----- Given records -----

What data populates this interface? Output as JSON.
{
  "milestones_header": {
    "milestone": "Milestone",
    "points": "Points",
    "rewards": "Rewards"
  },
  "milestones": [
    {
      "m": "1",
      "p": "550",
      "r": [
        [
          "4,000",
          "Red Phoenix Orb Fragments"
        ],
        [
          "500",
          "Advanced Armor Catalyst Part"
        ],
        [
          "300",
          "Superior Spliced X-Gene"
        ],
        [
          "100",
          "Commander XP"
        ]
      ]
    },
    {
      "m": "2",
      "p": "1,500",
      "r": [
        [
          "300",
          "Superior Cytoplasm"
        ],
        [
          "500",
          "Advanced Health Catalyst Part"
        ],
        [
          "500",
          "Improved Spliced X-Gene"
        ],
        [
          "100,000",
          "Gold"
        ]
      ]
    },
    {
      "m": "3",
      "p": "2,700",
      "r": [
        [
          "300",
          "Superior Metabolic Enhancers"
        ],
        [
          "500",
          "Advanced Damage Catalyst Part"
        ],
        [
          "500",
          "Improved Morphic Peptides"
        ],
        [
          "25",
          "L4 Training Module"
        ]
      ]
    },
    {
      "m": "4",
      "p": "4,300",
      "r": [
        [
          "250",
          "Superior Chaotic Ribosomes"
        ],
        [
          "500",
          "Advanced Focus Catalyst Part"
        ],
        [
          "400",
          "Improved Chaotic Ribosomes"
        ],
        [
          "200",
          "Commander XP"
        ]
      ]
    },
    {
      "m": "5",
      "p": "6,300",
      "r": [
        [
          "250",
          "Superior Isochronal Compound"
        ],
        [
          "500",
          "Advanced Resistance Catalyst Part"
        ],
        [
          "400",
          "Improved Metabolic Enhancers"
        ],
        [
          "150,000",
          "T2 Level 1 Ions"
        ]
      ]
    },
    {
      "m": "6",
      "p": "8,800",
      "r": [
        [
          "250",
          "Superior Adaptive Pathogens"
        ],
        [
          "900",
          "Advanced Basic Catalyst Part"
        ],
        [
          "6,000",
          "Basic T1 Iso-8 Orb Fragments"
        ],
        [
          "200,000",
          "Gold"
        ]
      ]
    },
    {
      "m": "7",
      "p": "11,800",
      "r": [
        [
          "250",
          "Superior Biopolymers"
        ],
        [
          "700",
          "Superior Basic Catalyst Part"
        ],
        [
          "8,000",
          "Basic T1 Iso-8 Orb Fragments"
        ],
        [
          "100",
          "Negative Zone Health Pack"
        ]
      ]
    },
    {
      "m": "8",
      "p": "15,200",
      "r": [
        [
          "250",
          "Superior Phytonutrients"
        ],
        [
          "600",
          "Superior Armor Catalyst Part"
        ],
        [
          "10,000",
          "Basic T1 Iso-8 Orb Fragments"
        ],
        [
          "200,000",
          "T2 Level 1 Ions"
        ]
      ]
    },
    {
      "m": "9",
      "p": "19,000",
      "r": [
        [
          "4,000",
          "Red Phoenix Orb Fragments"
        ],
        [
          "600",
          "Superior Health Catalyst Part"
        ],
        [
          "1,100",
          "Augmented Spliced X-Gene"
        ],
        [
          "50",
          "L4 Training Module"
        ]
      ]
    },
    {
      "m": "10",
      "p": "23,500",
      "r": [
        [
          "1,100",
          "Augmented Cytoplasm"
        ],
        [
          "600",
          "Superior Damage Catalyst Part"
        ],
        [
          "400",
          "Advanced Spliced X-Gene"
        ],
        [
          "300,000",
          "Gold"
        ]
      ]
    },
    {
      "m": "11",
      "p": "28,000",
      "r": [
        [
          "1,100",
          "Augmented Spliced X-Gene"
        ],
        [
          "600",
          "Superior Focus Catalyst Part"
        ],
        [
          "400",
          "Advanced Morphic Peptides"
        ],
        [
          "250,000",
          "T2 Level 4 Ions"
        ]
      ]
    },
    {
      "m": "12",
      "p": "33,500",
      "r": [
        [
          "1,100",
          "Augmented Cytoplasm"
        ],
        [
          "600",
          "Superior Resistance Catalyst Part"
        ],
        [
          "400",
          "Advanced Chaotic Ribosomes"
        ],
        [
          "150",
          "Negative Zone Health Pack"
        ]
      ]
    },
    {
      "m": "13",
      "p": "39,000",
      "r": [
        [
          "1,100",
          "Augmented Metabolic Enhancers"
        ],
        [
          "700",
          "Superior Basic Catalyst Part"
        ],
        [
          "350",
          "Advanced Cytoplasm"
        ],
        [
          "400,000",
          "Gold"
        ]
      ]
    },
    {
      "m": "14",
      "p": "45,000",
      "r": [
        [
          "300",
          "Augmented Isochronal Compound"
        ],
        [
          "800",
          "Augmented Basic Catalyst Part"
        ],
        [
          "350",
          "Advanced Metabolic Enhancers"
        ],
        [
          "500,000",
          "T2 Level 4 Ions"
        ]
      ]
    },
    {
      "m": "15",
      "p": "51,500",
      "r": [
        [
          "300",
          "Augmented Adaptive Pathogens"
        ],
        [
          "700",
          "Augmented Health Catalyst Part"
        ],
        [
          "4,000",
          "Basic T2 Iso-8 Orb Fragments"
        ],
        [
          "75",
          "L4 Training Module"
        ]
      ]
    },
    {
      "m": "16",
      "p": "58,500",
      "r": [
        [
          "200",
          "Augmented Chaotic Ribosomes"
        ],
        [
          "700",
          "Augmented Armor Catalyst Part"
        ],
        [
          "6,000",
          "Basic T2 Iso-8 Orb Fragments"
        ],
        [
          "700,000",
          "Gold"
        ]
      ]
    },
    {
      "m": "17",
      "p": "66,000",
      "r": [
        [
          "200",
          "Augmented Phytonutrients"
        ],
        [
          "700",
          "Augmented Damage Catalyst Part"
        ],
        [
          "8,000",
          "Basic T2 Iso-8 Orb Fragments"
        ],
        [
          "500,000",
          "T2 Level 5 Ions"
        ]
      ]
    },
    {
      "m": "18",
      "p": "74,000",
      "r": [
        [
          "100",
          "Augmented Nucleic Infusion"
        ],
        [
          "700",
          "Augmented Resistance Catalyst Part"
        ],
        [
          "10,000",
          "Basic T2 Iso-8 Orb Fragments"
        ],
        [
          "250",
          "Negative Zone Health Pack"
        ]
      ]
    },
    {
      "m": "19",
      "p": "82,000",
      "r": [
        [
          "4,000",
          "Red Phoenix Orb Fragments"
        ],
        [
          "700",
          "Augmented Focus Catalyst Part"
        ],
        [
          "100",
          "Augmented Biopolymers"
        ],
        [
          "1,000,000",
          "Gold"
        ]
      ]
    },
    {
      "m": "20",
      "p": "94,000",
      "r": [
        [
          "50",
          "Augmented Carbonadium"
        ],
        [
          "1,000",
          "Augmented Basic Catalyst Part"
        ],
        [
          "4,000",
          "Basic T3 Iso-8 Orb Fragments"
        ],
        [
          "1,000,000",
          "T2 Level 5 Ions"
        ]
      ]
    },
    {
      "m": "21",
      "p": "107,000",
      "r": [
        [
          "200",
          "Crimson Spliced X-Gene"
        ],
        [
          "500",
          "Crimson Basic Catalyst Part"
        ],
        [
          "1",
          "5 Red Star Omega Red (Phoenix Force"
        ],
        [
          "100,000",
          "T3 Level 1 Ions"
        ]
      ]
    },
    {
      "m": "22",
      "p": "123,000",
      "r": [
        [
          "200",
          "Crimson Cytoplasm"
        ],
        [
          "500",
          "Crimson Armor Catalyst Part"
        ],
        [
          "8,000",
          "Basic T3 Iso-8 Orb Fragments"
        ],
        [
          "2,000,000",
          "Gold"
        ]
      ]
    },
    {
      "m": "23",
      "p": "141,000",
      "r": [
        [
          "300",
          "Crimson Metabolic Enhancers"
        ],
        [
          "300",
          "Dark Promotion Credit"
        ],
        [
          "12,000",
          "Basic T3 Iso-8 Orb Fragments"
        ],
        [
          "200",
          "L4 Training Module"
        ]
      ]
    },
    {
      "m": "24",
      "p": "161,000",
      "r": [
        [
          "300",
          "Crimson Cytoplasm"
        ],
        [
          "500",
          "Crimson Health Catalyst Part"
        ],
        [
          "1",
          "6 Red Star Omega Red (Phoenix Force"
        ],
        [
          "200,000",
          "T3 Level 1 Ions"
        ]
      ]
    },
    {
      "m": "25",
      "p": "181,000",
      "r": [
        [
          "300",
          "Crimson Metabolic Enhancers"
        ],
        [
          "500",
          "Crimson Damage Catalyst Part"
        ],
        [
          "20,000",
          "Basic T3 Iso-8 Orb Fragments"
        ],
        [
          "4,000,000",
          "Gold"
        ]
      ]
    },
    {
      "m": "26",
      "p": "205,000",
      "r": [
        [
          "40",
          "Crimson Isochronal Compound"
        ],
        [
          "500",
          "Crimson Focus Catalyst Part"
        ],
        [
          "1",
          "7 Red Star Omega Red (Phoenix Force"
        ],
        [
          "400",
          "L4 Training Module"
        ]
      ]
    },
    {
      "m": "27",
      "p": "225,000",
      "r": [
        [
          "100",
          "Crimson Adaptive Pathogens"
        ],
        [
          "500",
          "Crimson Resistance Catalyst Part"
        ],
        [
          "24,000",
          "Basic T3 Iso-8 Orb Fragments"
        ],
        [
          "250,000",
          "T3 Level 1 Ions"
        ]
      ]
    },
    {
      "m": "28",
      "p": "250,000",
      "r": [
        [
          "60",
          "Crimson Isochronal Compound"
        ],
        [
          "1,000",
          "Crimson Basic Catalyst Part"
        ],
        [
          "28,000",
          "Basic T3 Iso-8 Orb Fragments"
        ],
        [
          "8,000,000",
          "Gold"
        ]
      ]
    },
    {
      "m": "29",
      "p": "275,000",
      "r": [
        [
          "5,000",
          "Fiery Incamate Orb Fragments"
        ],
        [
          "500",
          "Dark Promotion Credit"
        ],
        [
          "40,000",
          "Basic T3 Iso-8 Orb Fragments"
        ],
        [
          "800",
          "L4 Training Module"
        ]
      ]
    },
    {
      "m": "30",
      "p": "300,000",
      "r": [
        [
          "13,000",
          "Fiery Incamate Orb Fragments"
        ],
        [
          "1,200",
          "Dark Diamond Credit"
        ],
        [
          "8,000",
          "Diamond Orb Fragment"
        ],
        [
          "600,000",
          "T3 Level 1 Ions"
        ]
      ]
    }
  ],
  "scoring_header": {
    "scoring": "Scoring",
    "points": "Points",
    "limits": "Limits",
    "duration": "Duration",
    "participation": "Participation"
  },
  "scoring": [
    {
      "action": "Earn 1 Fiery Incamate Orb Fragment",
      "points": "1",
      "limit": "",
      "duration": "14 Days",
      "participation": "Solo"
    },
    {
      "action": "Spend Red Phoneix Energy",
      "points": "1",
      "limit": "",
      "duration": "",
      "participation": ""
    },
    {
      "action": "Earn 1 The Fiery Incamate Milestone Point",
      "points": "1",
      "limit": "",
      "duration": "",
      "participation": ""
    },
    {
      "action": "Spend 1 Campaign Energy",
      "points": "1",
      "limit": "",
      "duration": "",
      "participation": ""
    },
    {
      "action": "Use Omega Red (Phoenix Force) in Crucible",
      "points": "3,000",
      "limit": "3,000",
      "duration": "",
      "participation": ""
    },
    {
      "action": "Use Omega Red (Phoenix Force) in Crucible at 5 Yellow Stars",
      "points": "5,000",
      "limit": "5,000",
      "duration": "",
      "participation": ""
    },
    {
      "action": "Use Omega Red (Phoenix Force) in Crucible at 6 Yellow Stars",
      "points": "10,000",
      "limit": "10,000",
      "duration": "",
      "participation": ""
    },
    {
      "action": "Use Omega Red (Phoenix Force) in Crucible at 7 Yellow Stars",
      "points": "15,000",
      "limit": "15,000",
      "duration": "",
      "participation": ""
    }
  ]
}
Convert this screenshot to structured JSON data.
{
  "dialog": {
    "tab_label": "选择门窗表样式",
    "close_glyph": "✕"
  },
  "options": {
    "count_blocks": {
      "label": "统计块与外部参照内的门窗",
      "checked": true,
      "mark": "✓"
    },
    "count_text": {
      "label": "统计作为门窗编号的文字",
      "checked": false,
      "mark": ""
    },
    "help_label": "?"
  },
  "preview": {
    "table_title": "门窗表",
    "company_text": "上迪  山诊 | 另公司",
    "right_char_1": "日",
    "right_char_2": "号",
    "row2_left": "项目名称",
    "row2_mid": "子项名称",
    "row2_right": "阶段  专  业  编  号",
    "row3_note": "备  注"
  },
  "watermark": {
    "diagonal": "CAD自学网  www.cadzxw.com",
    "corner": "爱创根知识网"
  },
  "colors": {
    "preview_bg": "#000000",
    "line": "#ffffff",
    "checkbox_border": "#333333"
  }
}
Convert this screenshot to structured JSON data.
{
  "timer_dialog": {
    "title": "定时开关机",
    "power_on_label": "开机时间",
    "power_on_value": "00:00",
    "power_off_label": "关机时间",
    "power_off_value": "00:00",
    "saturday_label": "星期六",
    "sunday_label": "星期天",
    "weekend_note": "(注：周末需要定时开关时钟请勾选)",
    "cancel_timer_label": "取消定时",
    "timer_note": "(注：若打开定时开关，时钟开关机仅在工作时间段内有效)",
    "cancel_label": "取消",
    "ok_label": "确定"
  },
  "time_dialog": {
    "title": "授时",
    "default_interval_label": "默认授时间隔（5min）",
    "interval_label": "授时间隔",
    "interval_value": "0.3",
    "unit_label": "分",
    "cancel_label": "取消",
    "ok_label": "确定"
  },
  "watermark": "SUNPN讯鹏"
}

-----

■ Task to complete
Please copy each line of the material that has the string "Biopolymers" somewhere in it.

■ Written answer
          "Superior Biopolymers"
          "Augmented Biopolymers"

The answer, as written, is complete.